Provided entries -

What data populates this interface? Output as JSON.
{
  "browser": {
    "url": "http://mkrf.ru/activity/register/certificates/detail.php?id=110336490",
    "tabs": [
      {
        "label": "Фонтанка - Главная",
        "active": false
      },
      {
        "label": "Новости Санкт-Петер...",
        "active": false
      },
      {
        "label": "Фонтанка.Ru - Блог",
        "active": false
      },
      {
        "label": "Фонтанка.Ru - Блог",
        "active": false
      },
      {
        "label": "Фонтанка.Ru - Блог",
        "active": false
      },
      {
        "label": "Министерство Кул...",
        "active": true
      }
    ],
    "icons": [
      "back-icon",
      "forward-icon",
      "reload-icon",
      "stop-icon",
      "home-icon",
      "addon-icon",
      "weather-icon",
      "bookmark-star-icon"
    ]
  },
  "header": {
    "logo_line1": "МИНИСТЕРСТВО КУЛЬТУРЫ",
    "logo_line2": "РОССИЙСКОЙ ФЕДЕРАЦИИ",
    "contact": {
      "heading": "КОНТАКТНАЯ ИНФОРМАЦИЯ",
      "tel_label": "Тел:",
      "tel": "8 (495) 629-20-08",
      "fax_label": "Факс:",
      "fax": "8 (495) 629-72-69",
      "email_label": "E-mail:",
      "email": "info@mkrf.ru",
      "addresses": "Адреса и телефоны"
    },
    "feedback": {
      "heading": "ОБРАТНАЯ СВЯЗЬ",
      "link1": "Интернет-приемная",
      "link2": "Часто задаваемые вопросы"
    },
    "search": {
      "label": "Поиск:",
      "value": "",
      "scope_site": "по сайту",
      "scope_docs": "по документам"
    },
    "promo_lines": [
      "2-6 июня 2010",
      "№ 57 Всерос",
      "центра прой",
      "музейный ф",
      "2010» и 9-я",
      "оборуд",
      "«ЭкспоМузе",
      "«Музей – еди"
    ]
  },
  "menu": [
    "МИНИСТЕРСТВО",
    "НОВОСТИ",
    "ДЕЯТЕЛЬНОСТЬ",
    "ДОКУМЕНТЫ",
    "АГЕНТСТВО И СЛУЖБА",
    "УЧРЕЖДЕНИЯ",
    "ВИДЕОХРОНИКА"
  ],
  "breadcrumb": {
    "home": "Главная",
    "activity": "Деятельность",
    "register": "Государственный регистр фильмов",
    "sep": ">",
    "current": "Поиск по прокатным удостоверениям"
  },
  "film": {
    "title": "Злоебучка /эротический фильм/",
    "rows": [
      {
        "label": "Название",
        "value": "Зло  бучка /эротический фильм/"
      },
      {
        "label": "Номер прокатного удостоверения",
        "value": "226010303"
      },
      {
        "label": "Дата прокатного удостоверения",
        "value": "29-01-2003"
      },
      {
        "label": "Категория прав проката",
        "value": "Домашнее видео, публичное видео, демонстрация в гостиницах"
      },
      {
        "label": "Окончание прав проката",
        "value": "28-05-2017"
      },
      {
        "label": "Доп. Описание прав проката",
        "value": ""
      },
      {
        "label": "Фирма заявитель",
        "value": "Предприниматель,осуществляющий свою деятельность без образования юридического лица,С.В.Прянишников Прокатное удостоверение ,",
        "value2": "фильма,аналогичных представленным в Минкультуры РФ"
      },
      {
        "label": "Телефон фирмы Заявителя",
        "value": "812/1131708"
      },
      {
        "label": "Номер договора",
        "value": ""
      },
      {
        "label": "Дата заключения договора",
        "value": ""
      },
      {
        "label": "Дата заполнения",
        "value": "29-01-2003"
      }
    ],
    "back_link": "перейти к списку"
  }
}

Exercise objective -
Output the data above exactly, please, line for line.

Response to the task -
What data populates this interface? Output as JSON.
{
  "browser": {
    "url": "http://mkrf.ru/activity/register/certificates/detail.php?id=110336490",
    "tabs": [
      {
        "label": "Фонтанка - Главная",
        "active": false
      },
      {
        "label": "Новости Санкт-Петер...",
        "active": false
      },
      {
        "label": "Фонтанка.Ru - Блог",
        "active": false
      },
      {
        "label": "Фонтанка.Ru - Блог",
        "active": false
      },
      {
        "label": "Фонтанка.Ru - Блог",
        "active": false
      },
      {
        "label": "Министерство Кул...",
        "active": true
      }
    ],
    "icons": [
      "back-icon",
      "forward-icon",
      "reload-icon",
      "stop-icon",
      "home-icon",
      "addon-icon",
      "weather-icon",
      "bookmark-star-icon"
    ]
  },
  "header": {
    "logo_line1": "МИНИСТЕРСТВО КУЛЬТУРЫ",
    "logo_line2": "РОССИЙСКОЙ ФЕДЕРАЦИИ",
    "contact": {
      "heading": "КОНТАКТНАЯ ИНФОРМАЦИЯ",
      "tel_label": "Тел:",
      "tel": "8 (495) 629-20-08",
      "fax_label": "Факс:",
      "fax": "8 (495) 629-72-69",
      "email_label": "E-mail:",
      "email": "info@mkrf.ru",
      "addresses": "Адреса и телефоны"
    },
    "feedback": {
      "heading": "ОБРАТНАЯ СВЯЗЬ",
      "link1": "Интернет-приемная",
      "link2": "Часто задаваемые вопросы"
    },
    "search": {
      "label": "Поиск:",
      "value": "",
      "scope_site": "по сайту",
      "scope_docs": "по документам"
    },
    "promo_lines": [
      "2-6 июня 2010",
      "№ 57 Всерос",
      "центра прой",
      "музейный ф",
      "2010» и 9-я",
      "оборуд",
      "«ЭкспоМузе",
      "«Музей – еди"
    ]
  },
  "menu": [
    "МИНИСТЕРСТВО",
    "НОВОСТИ",
    "ДЕЯТЕЛЬНОСТЬ",
    "ДОКУМЕНТЫ",
    "АГЕНТСТВО И СЛУЖБА",
    "УЧРЕЖДЕНИЯ",
    "ВИДЕОХРОНИКА"
  ],
  "breadcrumb": {
    "home": "Главная",
    "activity": "Деятельность",
    "register": "Государственный регистр фильмов",
    "sep": ">",
    "current": "Поиск по прокатным удостоверениям"
  },
  "film": {
    "title": "Злоебучка /эротический фильм/",
    "rows": [
      {
        "label": "Название",
        "value": "Зло  бучка /эротический фильм/"
      },
      {
        "label": "Номер прокатного удостоверения",
        "value": "226010303"
      },
      {
        "label": "Дата прокатного удостоверения",
        "value": "29-01-2003"
      },
      {
        "label": "Категория прав проката",
        "value": "Домашнее видео, публичное видео, демонстрация в гостиницах"
      },
      {
        "label": "Окончание прав проката",
        "value": "28-05-2017"
      },
      {
        "label": "Доп. Описание прав проката",
        "value": ""
      },
      {
        "label": "Фирма заявитель",
        "value": "Предприниматель,осуществляющий свою деятельность без образования юридического лица,С.В.Прянишников Прокатное удостоверение ,",
        "value2": "фильма,аналогичных представленным в Минкультуры РФ"
      },
      {
        "label": "Телефон фирмы Заявителя",
        "value": "812/1131708"
      },
      {
        "label": "Номер договора",
        "value": ""
      },
      {
        "label": "Дата заключения договора",
        "value": ""
      },
      {
        "label": "Дата заполнения",
        "value": "29-01-2003"
      }
    ],
    "back_link": "перейти к списку"
  }
}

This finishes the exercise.